DH collaborations as service aren’t moving away from the Libraries’ user focus, but rather opening the door for longer and better scholarly relationships, among librarian and students, faculty, and staff. Collaboration lets us serve the campus more widely by offering different levels of collaborative service, from informal consultations through full, grant-funded project collaboration.
So, what does this collaboration-as-service look like on the day-to-day level? The DH Specialist can provide consultations modeled on library reference interviews, where instead of helping the researcher answer a question, the Specialist gives them the tools and map to not only answer their own question efficiently, but to go on to pursue related research.
While outlining these models and approaches, Visconti cautions against a one-size-fits-all model of library DH: “I strongly believe that libraries and the digital humanities per campus have their own flavors, needs, and values.”

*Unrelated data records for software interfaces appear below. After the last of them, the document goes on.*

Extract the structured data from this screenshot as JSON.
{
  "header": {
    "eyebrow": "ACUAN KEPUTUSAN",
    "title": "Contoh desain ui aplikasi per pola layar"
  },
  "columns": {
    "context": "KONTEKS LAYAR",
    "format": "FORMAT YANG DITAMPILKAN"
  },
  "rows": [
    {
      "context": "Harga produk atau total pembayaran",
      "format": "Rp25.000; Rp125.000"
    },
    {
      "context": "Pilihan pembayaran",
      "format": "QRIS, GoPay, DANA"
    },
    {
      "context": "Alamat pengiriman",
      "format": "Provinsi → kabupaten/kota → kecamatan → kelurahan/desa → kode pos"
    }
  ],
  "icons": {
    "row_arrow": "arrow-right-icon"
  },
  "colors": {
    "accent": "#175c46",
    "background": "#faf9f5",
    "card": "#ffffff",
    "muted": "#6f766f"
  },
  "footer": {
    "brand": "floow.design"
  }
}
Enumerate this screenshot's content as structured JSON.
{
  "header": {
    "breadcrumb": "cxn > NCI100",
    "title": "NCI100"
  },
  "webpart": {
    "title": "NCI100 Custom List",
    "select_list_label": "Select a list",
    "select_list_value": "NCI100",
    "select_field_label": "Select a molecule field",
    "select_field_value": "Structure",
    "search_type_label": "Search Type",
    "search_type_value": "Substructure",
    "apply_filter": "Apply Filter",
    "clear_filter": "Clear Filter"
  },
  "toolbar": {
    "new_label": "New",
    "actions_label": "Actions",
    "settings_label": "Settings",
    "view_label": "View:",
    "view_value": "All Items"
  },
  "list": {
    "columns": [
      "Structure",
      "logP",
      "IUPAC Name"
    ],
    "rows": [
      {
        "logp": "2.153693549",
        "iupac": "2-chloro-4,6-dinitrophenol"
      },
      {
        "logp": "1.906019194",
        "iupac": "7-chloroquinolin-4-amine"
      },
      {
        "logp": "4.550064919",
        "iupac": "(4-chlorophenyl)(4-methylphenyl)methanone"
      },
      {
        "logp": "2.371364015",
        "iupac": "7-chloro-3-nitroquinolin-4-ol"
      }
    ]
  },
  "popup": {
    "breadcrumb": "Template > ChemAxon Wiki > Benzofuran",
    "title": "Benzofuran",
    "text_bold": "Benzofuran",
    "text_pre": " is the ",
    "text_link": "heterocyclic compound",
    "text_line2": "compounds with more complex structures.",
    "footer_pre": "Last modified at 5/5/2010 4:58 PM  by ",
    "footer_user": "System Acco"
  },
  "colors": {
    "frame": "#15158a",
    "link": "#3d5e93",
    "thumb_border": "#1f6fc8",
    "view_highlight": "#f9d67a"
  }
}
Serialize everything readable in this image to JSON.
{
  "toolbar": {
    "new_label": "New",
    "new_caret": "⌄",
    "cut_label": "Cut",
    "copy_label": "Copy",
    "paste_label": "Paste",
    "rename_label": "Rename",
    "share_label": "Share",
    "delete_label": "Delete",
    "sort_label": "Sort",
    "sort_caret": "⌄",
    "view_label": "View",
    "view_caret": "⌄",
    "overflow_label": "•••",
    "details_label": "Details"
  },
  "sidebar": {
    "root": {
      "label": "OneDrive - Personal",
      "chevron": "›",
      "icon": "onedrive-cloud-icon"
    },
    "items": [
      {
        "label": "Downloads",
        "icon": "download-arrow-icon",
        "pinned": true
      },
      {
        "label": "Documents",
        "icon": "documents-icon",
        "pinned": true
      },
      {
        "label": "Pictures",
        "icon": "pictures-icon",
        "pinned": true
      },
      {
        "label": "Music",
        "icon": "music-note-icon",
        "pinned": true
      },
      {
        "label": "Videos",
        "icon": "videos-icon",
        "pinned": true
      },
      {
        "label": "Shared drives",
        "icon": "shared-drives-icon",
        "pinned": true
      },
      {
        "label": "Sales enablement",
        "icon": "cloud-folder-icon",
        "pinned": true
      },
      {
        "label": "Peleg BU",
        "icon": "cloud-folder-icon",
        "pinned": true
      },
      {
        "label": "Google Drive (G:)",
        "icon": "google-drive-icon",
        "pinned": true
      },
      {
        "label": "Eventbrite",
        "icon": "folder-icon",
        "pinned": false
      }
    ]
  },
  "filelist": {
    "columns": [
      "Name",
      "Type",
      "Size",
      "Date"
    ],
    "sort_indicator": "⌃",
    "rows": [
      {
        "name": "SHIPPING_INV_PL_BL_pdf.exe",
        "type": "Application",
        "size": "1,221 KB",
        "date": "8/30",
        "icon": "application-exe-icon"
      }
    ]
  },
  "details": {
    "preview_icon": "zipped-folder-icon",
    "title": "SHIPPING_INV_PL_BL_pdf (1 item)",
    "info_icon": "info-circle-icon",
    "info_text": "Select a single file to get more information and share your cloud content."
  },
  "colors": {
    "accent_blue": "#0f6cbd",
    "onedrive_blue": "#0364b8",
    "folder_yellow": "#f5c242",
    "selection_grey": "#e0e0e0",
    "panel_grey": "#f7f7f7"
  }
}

This post was produced through a cooperation between Nathan Brown, Nickoal Eichmann, Alix Keener, Megan Martinsen, and Allison Ringness, (Editors-at-large for the week), Patrick Williams (Editor for the week), Sarah Potvin (Site Editor), and Caitlin Christian-Lamb, Caro Pinto and Roxanne Shirazi (dh+lib Review Editors).